Stored data:
---

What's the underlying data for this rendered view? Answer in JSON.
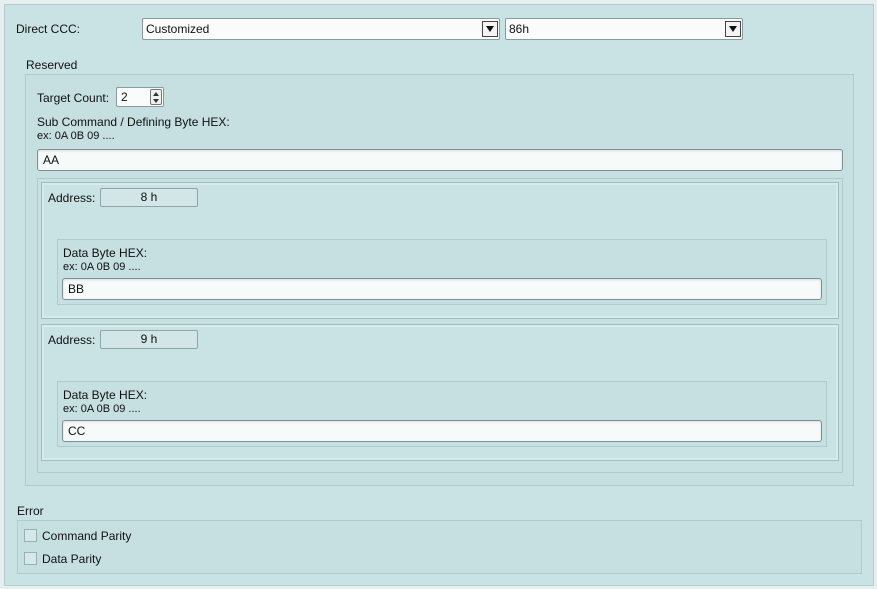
{
  "direct_ccc": {
    "label": "Direct CCC:",
    "mode_value": "Customized",
    "code_value": "86h"
  },
  "reserved": {
    "title": "Reserved",
    "target_count_label": "Target Count:",
    "target_count_value": "2",
    "subcommand_label": "Sub Command / Defining Byte HEX:",
    "subcommand_example": "ex: 0A 0B 09 ....",
    "subcommand_value": "AA",
    "targets": [
      {
        "address_label": "Address:",
        "address_value": "8 h",
        "data_label": "Data Byte HEX:",
        "data_example": "ex: 0A 0B 09 ....",
        "data_value": "BB"
      },
      {
        "address_label": "Address:",
        "address_value": "9 h",
        "data_label": "Data Byte HEX:",
        "data_example": "ex: 0A 0B 09 ....",
        "data_value": "CC"
      }
    ]
  },
  "error": {
    "title": "Error",
    "options": [
      {
        "label": "Command Parity",
        "checked": false
      },
      {
        "label": "Data Parity",
        "checked": false
      }
    ]
  }
}
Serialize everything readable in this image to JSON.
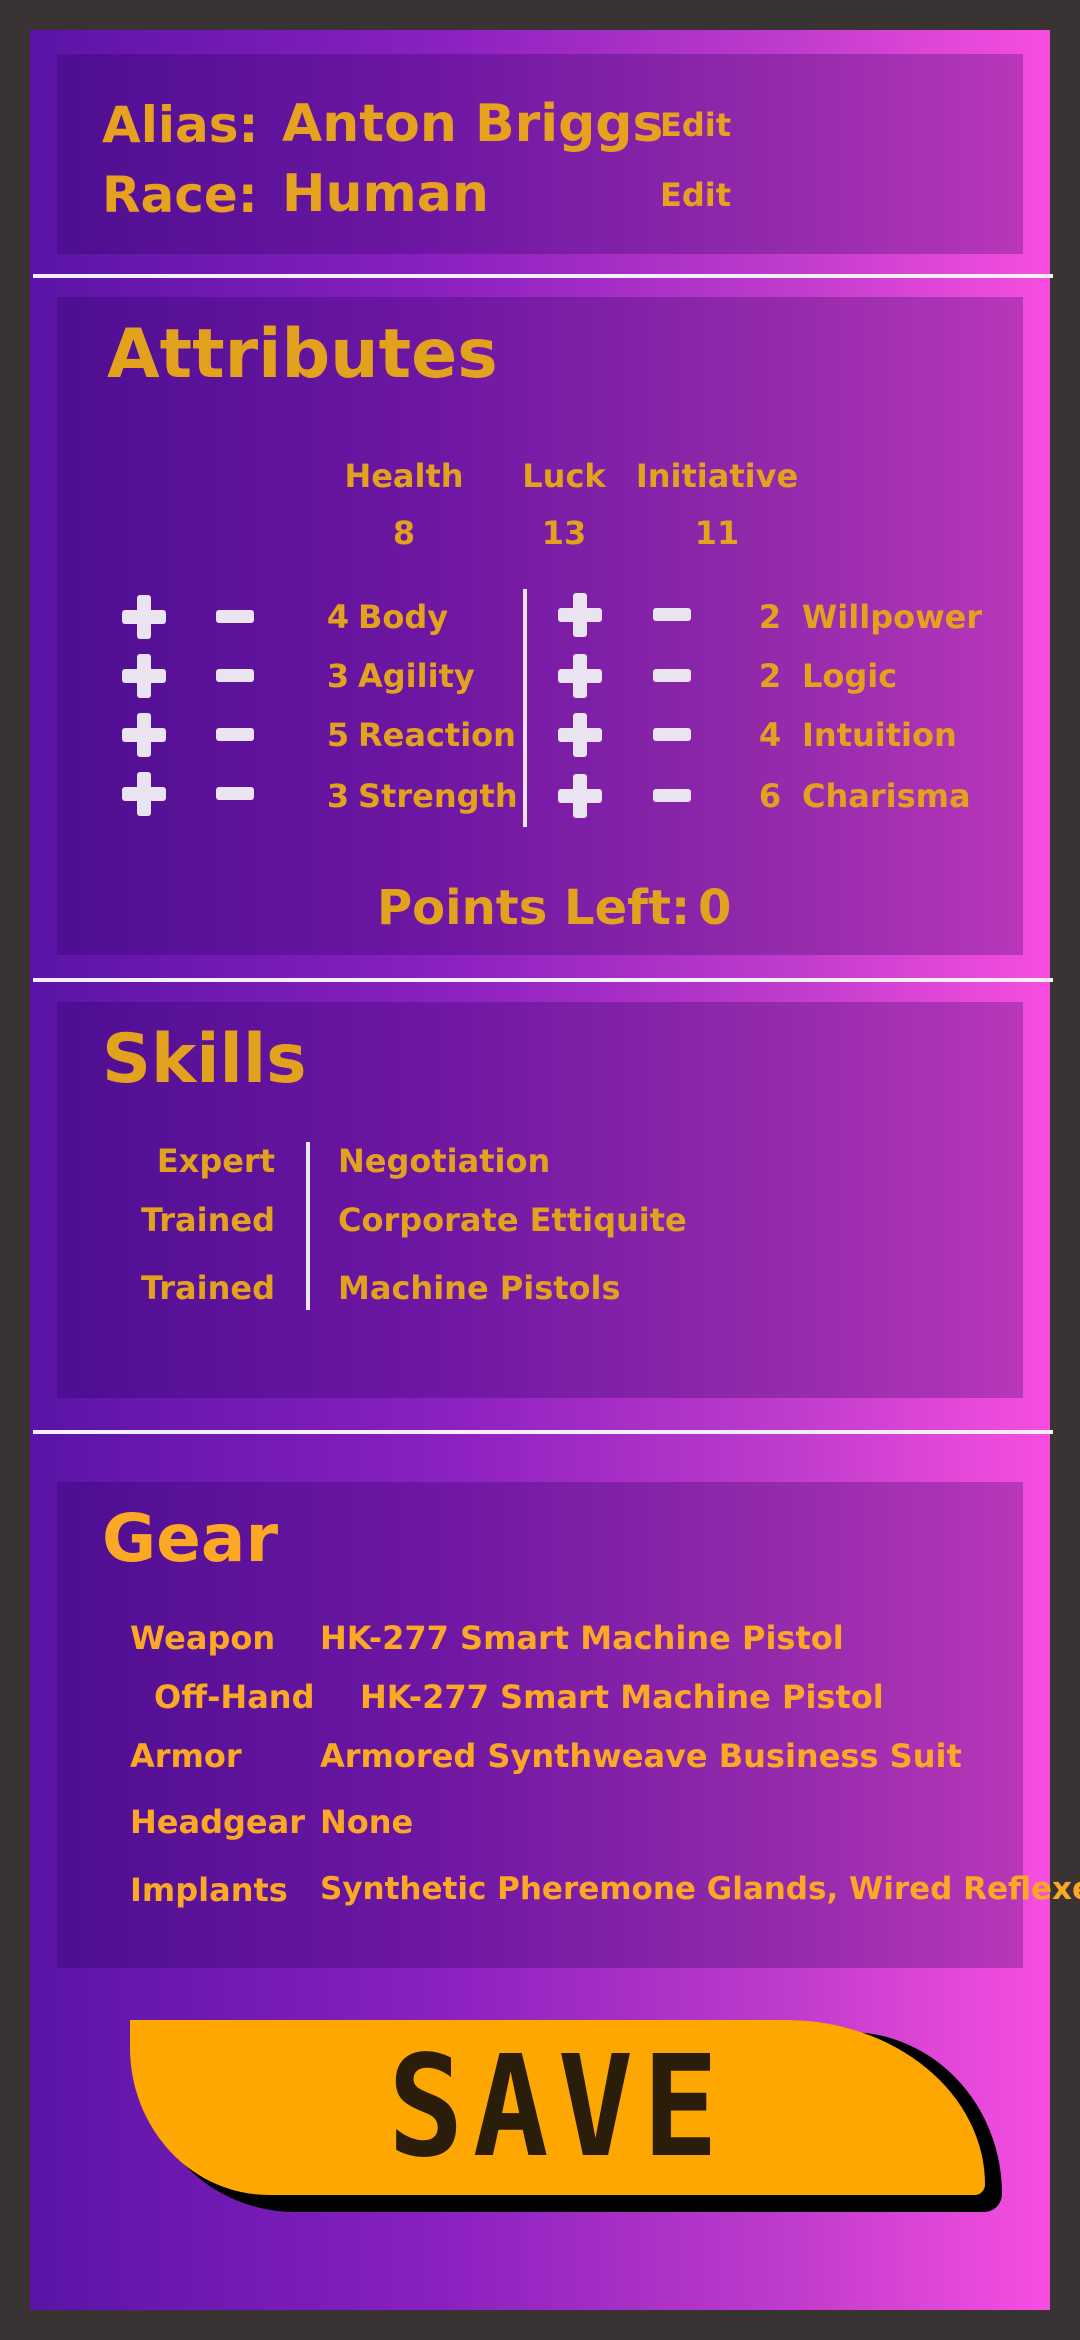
{
  "identity": {
    "alias_label": "Alias:",
    "alias_value": "Anton Briggs",
    "race_label": "Race:",
    "race_value": "Human",
    "edit_label": "Edit"
  },
  "attributes": {
    "title": "Attributes",
    "derived": [
      {
        "label": "Health",
        "value": "8"
      },
      {
        "label": "Luck",
        "value": "13"
      },
      {
        "label": "Initiative",
        "value": "11"
      }
    ],
    "left": [
      {
        "value": "4",
        "name": "Body"
      },
      {
        "value": "3",
        "name": "Agility"
      },
      {
        "value": "5",
        "name": "Reaction"
      },
      {
        "value": "3",
        "name": "Strength"
      }
    ],
    "right": [
      {
        "value": "2",
        "name": "Willpower"
      },
      {
        "value": "2",
        "name": "Logic"
      },
      {
        "value": "4",
        "name": "Intuition"
      },
      {
        "value": "6",
        "name": "Charisma"
      }
    ],
    "points_left_label": "Points Left:",
    "points_left_value": "0"
  },
  "skills": {
    "title": "Skills",
    "items": [
      {
        "level": "Expert",
        "name": "Negotiation"
      },
      {
        "level": "Trained",
        "name": "Corporate Ettiquite"
      },
      {
        "level": "Trained",
        "name": "Machine Pistols"
      }
    ]
  },
  "gear": {
    "title": "Gear",
    "items": [
      {
        "slot": "Weapon",
        "item": "HK-277 Smart Machine Pistol"
      },
      {
        "slot": "Off-Hand",
        "item": "HK-277 Smart Machine Pistol"
      },
      {
        "slot": "Armor",
        "item": "Armored Synthweave Business Suit"
      },
      {
        "slot": "Headgear",
        "item": "None"
      },
      {
        "slot": "Implants",
        "item": "Synthetic Pheremone Glands, Wired Reflexes"
      }
    ]
  },
  "save_label": "SAVE",
  "colors": {
    "accent": "#e3a21e",
    "save_button": "#ffa701",
    "frame": "#3a3333",
    "gradient_start": "#5a14a6",
    "gradient_end": "#f74ee0"
  },
  "icons": {
    "increment": "plus-icon",
    "decrement": "minus-icon"
  }
}
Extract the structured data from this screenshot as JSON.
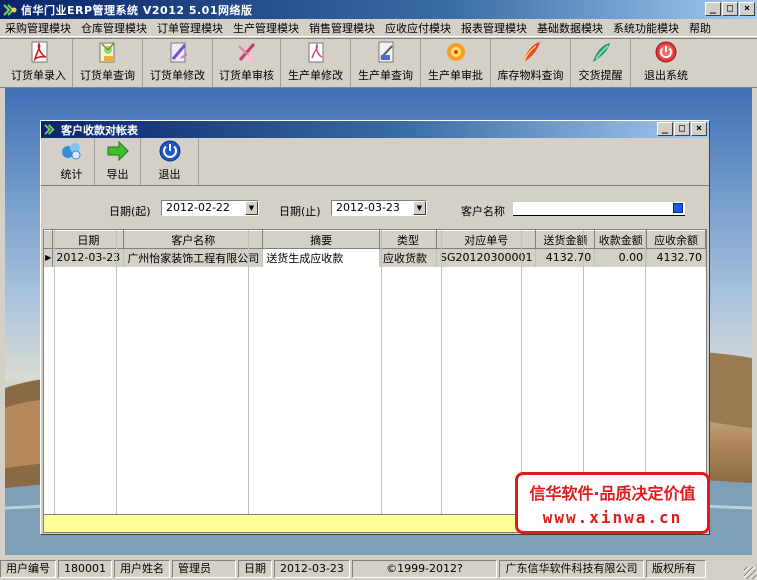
{
  "app": {
    "title": "信华门业ERP管理系统   V2012   5.01网络版"
  },
  "menu": [
    "采购管理模块",
    "仓库管理模块",
    "订单管理模块",
    "生产管理模块",
    "销售管理模块",
    "应收应付模块",
    "报表管理模块",
    "基础数据模块",
    "系统功能模块",
    "帮助"
  ],
  "toolbar": [
    {
      "label": "订货单录入",
      "icon": "document-pdf-icon"
    },
    {
      "label": "订货单查询",
      "icon": "flower-document-icon"
    },
    {
      "label": "订货单修改",
      "icon": "pen-document-icon"
    },
    {
      "label": "订货单审核",
      "icon": "pen-check-icon"
    },
    {
      "label": "生产单修改",
      "icon": "document-edit-icon"
    },
    {
      "label": "生产单查询",
      "icon": "document-search-icon"
    },
    {
      "label": "生产单审批",
      "icon": "flower-icon"
    },
    {
      "label": "库存物料查询",
      "icon": "feather-icon"
    },
    {
      "label": "交货提醒",
      "icon": "quill-icon"
    },
    {
      "label": "退出系统",
      "icon": "exit-icon"
    }
  ],
  "child": {
    "title": "客户收款对帐表",
    "tools": [
      {
        "label": "统计",
        "icon": "stats-icon"
      },
      {
        "label": "导出",
        "icon": "arrow-right-icon"
      },
      {
        "label": "退出",
        "icon": "power-icon"
      }
    ],
    "filter": {
      "date_from_label": "日期(起)",
      "date_from": "2012-02-22",
      "date_to_label": "日期(止)",
      "date_to": "2012-03-23",
      "customer_label": "客户名称",
      "customer": ""
    },
    "columns": [
      "日期",
      "客户名称",
      "摘要",
      "类型",
      "对应单号",
      "送货金额",
      "收款金额",
      "应收余额"
    ],
    "rows": [
      [
        "2012-03-23",
        "广州怡家装饰工程有限公司",
        "送货生成应收款",
        "应收货款",
        "SG20120300001",
        "4132.70",
        "0.00",
        "4132.70"
      ]
    ]
  },
  "watermark": {
    "line1": "信华软件·品质决定价值",
    "line2": "www.xinwa.cn"
  },
  "status": {
    "user_no_label": "用户编号",
    "user_no": "180001",
    "user_name_label": "用户姓名",
    "user_name": "管理员",
    "date_label": "日期",
    "date": "2012-03-23",
    "copyright": "©1999-2012?",
    "company": "广东信华软件科技有限公司",
    "rights": "版权所有"
  },
  "colors": {
    "title_dark": "#0a246a",
    "title_light": "#a6caf0",
    "face": "#d4d0c8",
    "sum_row": "#ffff99",
    "watermark": "#e01b1b"
  }
}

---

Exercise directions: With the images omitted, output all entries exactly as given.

Task answer:
What's the underlying data for this rendered view? Answer in JSON.
{
  "direct_ccc": {
    "label": "Direct CCC:",
    "mode_value": "Customized",
    "code_value": "86h"
  },
  "reserved": {
    "title": "Reserved",
    "target_count_label": "Target Count:",
    "target_count_value": "2",
    "subcommand_label": "Sub Command / Defining Byte HEX:",
    "subcommand_example": "ex: 0A 0B 09 ....",
    "subcommand_value": "AA",
    "targets": [
      {
        "address_label": "Address:",
        "address_value": "8 h",
        "data_label": "Data Byte HEX:",
        "data_example": "ex: 0A 0B 09 ....",
        "data_value": "BB"
      },
      {
        "address_label": "Address:",
        "address_value": "9 h",
        "data_label": "Data Byte HEX:",
        "data_example": "ex: 0A 0B 09 ....",
        "data_value": "CC"
      }
    ]
  },
  "error": {
    "title": "Error",
    "options": [
      {
        "label": "Command Parity",
        "checked": false
      },
      {
        "label": "Data Parity",
        "checked": false
      }
    ]
  }
}
Serialize everything readable in this image to JSON.
{
  "identity": {
    "alias_label": "Alias:",
    "alias_value": "Anton Briggs",
    "race_label": "Race:",
    "race_value": "Human",
    "edit_label": "Edit"
  },
  "attributes": {
    "title": "Attributes",
    "derived": [
      {
        "label": "Health",
        "value": "8"
      },
      {
        "label": "Luck",
        "value": "13"
      },
      {
        "label": "Initiative",
        "value": "11"
      }
    ],
    "left": [
      {
        "value": "4",
        "name": "Body"
      },
      {
        "value": "3",
        "name": "Agility"
      },
      {
        "value": "5",
        "name": "Reaction"
      },
      {
        "value": "3",
        "name": "Strength"
      }
    ],
    "right": [
      {
        "value": "2",
        "name": "Willpower"
      },
      {
        "value": "2",
        "name": "Logic"
      },
      {
        "value": "4",
        "name": "Intuition"
      },
      {
        "value": "6",
        "name": "Charisma"
      }
    ],
    "points_left_label": "Points Left:",
    "points_left_value": "0"
  },
  "skills": {
    "title": "Skills",
    "items": [
      {
        "level": "Expert",
        "name": "Negotiation"
      },
      {
        "level": "Trained",
        "name": "Corporate Ettiquite"
      },
      {
        "level": "Trained",
        "name": "Machine Pistols"
      }
    ]
  },
  "gear": {
    "title": "Gear",
    "items": [
      {
        "slot": "Weapon",
        "item": "HK-277 Smart Machine Pistol"
      },
      {
        "slot": "Off-Hand",
        "item": "HK-277 Smart Machine Pistol"
      },
      {
        "slot": "Armor",
        "item": "Armored Synthweave Business Suit"
      },
      {
        "slot": "Headgear",
        "item": "None"
      },
      {
        "slot": "Implants",
        "item": "Synthetic Pheremone Glands, Wired Reflexes"
      }
    ]
  },
  "save_label": "SAVE",
  "colors": {
    "accent": "#e3a21e",
    "save_button": "#ffa701",
    "frame": "#3a3333",
    "gradient_start": "#5a14a6",
    "gradient_end": "#f74ee0"
  },
  "icons": {
    "increment": "plus-icon",
    "decrement": "minus-icon"
  }
}
Extract the structured data from this screenshot as JSON.
{
  "app": {
    "title": "信华门业ERP管理系统   V2012   5.01网络版"
  },
  "menu": [
    "采购管理模块",
    "仓库管理模块",
    "订单管理模块",
    "生产管理模块",
    "销售管理模块",
    "应收应付模块",
    "报表管理模块",
    "基础数据模块",
    "系统功能模块",
    "帮助"
  ],
  "toolbar": [
    {
      "label": "订货单录入",
      "icon": "document-pdf-icon"
    },
    {
      "label": "订货单查询",
      "icon": "flower-document-icon"
    },
    {
      "label": "订货单修改",
      "icon": "pen-document-icon"
    },
    {
      "label": "订货单审核",
      "icon": "pen-check-icon"
    },
    {
      "label": "生产单修改",
      "icon": "document-edit-icon"
    },
    {
      "label": "生产单查询",
      "icon": "document-search-icon"
    },
    {
      "label": "生产单审批",
      "icon": "flower-icon"
    },
    {
      "label": "库存物料查询",
      "icon": "feather-icon"
    },
    {
      "label": "交货提醒",
      "icon": "quill-icon"
    },
    {
      "label": "退出系统",
      "icon": "exit-icon"
    }
  ],
  "child": {
    "title": "客户收款对帐表",
    "tools": [
      {
        "label": "统计",
        "icon": "stats-icon"
      },
      {
        "label": "导出",
        "icon": "arrow-right-icon"
      },
      {
        "label": "退出",
        "icon": "power-icon"
      }
    ],
    "filter": {
      "date_from_label": "日期(起)",
      "date_from": "2012-02-22",
      "date_to_label": "日期(止)",
      "date_to": "2012-03-23",
      "customer_label": "客户名称",
      "customer": ""
    },
    "columns": [
      "日期",
      "客户名称",
      "摘要",
      "类型",
      "对应单号",
      "送货金额",
      "收款金额",
      "应收余额"
    ],
    "rows": [
      [
        "2012-03-23",
        "广州怡家装饰工程有限公司",
        "送货生成应收款",
        "应收货款",
        "SG20120300001",
        "4132.70",
        "0.00",
        "4132.70"
      ]
    ]
  },
  "watermark": {
    "line1": "信华软件·品质决定价值",
    "line2": "www.xinwa.cn"
  },
  "status": {
    "user_no_label": "用户编号",
    "user_no": "180001",
    "user_name_label": "用户姓名",
    "user_name": "管理员",
    "date_label": "日期",
    "date": "2012-03-23",
    "copyright": "©1999-2012?",
    "company": "广东信华软件科技有限公司",
    "rights": "版权所有"
  },
  "colors": {
    "title_dark": "#0a246a",
    "title_light": "#a6caf0",
    "face": "#d4d0c8",
    "sum_row": "#ffff99",
    "watermark": "#e01b1b"
  }
}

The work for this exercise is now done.